* **WHAT IS NEEDED**
Using the records below, locate all lines containing "small" and return them.

* **RECORDS**
+ + + + +
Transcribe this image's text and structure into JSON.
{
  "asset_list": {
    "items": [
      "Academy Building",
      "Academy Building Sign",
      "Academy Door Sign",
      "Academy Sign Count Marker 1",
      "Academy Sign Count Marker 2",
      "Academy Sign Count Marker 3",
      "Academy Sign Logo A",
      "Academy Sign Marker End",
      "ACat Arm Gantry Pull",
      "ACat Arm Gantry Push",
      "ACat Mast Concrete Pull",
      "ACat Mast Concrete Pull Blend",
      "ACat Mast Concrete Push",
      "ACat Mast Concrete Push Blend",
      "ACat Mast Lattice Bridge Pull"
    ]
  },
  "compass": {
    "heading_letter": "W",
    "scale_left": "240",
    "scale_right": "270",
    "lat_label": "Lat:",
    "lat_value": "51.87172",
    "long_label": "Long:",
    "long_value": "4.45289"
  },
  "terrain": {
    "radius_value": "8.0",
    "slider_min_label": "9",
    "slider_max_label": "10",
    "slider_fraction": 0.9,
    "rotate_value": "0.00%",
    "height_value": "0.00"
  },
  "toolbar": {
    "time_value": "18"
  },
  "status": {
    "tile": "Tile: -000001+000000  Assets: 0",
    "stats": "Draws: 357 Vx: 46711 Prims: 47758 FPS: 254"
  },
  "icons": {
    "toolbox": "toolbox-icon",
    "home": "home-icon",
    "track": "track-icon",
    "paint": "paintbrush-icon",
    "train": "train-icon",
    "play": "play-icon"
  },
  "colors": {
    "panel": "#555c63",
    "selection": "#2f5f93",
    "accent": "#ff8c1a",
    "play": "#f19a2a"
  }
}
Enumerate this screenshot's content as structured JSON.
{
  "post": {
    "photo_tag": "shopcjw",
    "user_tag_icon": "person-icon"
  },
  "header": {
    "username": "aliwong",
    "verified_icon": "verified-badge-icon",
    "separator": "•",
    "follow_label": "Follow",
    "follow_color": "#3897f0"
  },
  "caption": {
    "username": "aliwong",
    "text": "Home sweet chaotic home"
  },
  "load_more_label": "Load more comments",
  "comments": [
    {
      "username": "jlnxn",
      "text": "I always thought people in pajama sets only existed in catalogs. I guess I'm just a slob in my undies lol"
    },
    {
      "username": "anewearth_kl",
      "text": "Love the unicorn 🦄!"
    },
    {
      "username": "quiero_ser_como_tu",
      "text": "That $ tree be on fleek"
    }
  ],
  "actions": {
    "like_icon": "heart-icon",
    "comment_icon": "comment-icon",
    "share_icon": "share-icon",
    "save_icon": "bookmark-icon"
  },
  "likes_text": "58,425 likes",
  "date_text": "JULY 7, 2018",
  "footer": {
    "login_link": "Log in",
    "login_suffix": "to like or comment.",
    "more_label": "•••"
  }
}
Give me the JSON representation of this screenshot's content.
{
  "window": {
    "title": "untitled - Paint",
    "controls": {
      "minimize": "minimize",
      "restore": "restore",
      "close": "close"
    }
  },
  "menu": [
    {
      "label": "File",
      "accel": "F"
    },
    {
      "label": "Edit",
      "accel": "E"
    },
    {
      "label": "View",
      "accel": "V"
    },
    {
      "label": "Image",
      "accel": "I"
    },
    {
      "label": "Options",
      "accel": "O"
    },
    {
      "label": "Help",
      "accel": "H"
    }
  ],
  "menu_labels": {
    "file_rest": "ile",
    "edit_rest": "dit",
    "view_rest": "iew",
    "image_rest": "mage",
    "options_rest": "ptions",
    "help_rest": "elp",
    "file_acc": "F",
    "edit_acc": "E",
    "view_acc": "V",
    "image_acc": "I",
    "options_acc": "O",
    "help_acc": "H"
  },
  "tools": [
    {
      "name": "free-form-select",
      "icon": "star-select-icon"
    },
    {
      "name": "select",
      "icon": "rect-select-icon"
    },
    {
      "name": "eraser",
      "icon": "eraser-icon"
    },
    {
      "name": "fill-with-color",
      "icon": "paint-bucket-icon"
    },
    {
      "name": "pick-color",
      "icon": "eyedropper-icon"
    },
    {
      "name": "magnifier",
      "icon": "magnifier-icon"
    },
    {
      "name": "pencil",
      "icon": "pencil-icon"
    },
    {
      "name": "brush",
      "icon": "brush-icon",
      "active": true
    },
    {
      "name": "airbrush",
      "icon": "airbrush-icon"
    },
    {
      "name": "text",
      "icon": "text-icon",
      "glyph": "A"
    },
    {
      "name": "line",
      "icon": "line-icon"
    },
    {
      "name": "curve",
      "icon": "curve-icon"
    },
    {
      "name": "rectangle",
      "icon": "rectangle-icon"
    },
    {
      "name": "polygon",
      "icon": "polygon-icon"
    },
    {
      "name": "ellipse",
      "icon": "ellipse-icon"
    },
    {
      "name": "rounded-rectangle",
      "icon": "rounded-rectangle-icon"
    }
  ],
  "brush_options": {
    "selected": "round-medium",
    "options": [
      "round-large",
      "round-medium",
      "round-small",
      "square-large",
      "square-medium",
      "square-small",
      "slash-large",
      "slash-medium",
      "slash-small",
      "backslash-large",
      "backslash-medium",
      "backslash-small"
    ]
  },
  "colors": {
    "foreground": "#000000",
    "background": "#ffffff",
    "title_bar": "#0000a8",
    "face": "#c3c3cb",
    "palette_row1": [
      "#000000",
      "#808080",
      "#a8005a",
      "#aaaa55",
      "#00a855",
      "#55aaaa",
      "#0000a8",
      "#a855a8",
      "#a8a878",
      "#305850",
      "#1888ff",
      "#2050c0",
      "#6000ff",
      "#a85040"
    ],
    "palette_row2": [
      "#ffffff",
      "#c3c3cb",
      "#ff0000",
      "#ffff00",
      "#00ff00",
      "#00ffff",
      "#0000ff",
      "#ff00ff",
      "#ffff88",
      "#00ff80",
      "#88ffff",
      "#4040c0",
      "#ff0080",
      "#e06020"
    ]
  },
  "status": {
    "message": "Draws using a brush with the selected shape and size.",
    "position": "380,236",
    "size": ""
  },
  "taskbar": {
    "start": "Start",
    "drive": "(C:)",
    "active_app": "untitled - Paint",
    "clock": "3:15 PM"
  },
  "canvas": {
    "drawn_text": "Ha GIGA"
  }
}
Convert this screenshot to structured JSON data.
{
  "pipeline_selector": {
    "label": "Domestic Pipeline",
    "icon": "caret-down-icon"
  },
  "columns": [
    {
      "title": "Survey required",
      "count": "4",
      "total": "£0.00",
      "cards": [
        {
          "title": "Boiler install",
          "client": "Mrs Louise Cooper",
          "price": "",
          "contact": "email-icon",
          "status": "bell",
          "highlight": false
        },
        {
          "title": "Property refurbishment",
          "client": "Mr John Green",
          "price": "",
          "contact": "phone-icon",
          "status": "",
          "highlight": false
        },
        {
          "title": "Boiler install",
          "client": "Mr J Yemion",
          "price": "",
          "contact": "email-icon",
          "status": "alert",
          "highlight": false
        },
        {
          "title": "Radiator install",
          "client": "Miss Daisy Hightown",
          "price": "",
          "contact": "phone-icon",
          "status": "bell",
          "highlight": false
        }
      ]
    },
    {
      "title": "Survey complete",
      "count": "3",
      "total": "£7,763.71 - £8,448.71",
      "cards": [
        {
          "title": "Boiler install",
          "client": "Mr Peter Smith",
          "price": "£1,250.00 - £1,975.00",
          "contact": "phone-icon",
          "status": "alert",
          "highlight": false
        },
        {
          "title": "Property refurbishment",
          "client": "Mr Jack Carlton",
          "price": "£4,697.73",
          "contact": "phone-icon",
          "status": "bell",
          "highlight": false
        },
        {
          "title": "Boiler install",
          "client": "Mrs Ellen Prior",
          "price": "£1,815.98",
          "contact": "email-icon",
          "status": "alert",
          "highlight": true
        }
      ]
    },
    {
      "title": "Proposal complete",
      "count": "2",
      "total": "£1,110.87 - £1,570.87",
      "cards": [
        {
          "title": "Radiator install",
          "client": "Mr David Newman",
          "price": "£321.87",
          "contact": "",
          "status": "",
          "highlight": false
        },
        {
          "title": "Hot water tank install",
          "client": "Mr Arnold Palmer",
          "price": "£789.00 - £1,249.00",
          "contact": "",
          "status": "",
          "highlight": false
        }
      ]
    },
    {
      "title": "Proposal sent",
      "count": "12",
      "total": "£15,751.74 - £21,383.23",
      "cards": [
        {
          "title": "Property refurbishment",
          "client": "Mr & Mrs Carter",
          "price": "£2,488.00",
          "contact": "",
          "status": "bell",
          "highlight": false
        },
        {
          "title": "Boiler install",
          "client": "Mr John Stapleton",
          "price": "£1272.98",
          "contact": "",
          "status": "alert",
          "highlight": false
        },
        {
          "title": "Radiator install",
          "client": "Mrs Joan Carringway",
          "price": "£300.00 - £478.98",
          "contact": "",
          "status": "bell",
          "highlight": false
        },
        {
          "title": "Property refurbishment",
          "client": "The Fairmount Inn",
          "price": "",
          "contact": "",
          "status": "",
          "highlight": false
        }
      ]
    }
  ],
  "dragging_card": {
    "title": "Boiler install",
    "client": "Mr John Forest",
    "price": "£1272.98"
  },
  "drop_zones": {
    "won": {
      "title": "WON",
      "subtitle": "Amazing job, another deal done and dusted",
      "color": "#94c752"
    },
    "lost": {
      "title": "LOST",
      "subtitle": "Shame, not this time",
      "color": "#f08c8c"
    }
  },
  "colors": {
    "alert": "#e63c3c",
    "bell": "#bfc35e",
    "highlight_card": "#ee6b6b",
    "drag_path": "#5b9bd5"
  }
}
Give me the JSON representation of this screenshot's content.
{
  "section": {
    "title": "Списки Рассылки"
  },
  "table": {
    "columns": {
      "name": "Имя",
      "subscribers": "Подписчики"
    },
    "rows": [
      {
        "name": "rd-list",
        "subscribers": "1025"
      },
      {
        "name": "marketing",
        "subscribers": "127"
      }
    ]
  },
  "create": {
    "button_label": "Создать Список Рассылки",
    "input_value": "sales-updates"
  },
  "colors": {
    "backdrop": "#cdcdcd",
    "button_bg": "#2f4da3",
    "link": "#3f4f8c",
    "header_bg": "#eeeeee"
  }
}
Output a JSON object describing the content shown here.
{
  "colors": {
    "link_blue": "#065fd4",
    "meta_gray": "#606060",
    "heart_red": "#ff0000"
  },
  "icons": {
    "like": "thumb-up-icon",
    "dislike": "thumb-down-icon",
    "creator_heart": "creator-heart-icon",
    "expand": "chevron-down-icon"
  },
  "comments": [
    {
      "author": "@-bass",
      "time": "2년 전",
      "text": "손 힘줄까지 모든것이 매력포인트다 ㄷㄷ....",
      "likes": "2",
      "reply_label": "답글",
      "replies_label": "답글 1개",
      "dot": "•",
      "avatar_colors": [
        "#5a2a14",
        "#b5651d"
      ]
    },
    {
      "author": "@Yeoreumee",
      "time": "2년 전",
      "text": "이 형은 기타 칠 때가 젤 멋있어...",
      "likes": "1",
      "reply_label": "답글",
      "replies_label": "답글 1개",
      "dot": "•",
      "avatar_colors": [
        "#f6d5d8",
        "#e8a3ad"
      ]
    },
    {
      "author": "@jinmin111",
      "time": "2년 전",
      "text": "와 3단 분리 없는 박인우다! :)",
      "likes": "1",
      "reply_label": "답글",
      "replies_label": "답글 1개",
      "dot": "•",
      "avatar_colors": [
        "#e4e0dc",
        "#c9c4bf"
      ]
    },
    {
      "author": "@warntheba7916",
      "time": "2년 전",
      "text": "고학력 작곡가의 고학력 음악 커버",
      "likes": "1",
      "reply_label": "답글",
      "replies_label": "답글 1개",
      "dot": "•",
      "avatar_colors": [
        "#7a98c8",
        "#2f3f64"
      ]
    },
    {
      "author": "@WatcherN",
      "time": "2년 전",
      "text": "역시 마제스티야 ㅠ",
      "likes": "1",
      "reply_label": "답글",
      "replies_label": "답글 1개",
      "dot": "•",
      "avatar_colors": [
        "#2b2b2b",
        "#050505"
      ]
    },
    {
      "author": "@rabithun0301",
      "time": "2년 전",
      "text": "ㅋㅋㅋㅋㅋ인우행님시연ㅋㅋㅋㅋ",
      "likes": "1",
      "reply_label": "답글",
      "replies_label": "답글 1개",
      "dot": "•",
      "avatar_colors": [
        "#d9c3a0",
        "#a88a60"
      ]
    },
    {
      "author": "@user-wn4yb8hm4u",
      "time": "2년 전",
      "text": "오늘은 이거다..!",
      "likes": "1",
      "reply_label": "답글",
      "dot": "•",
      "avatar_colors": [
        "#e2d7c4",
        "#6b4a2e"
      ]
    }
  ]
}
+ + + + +
* **YOUR SOLUTION**
      "round-small",
      "square-small",
      "slash-small",
      "backslash-small"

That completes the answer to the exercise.